“Let me preface this by saying I think this is something that is best on the live stage, just like every book does not translate well to film or a musical might not translate to film.  It’s very difficult. I think what Tyler was charged to do was very difficult. Then, the monologues were written as poems.  They are to be studied and interpreted.  It’s not an accessible language that we’re used to hearing.  So, I think he was able to marry the two languages and wrap these stories in some kind of realism that a movie going audience can follow.  He certainly had some of our best talent out there to tell the story.  I think he did very well on that.”

Not unlike that “sister of reason” that every man could use, Guy’s opinion of Perry’s work is two-sided and real.

“I do think we could have used a little more light in the piece,” conceded Guy.  “I would have liked to have felt a little better about getting up the next day.  I also feel for our men, and I feel this way about white people as well, when we do all these black productions; whether it’s August Wilson’s ‘Fences’ or ‘Raisin In The Sun’.  I think all of our productions need to be true to the work without bashing the audience that needs to see it.  If we make it so y’all don’t want to come you’re not going to hear what we’re trying to say.  I had to market my play in Atlanta and I would go on television and on the radio and say just because the title is ‘For Colored Girls’ doesn’t mean that men and white people can’t come and see it.  The white men that are in my family, they come to see all my work, they need to be able to see it too.  Sometimes we get a little heavy handed.”

It is apparent there are black men in the world with low moral fiber and the same can be said for all people.  But, according to Guy, we don’t really need to beat one another over the head with it, do we?  Here she has a message for those with the keys to the fountain of creativity.

“The oppression of our women and the oppression of black people, I think, are evident things in our work on top of us having to say it,” said Guy.  “As directors and artist and directors of the word, let’s try to find that other triumph.  Those men and those white people who are not our enemies, I need my men.  It is the completion of who I am, it enhances my womanhood.  There are so many more men in my life that do that, than the other.  It’s been my personal experience that I cannot go against my father and my uncles, past boyfriends and lovers who did not do me wrong.”

And that’s coming from a woman who is fresh off a divorce from a 10 year marriage.

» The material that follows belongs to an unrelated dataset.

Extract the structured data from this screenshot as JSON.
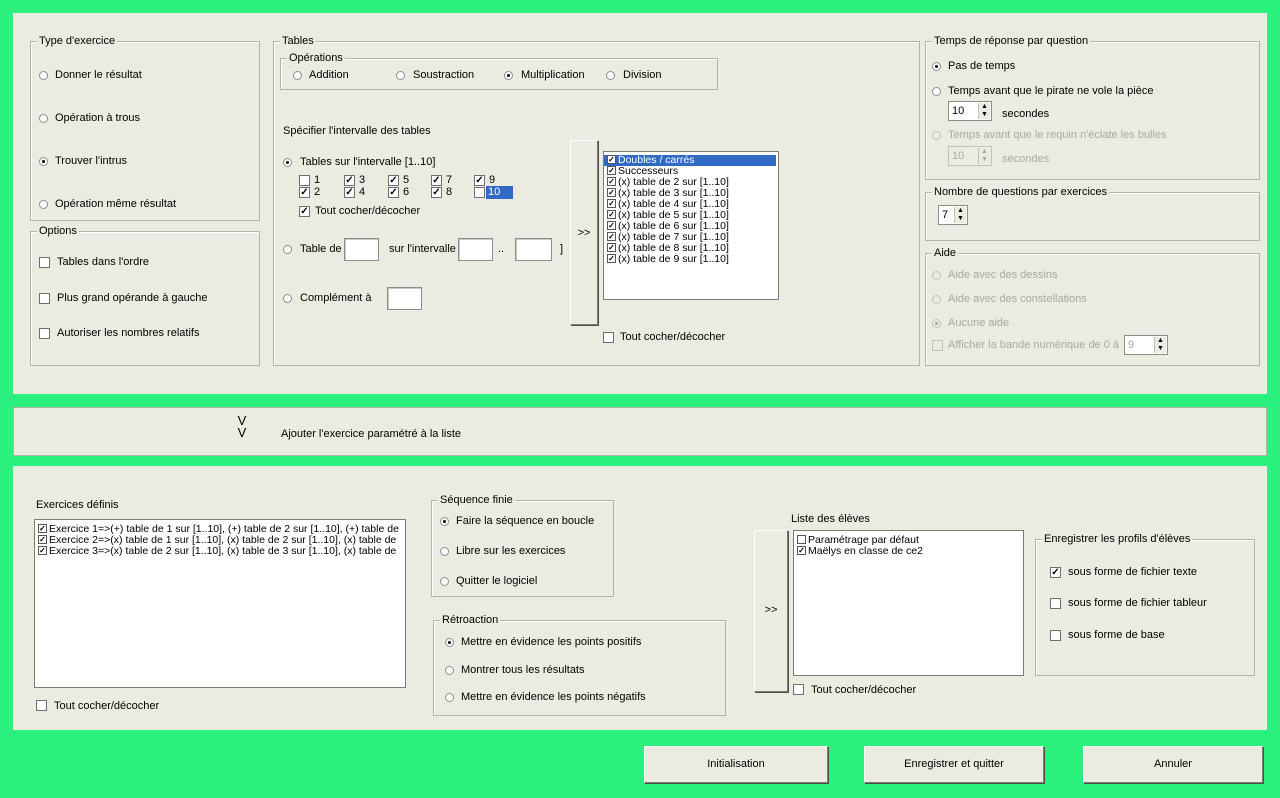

It was such a pleasure speaking with Jasmine Guy and we will have more from her in an upcoming addition of EURweb.com in which she will talk about her new projects, God’s role in career and the legacy of “Different World.”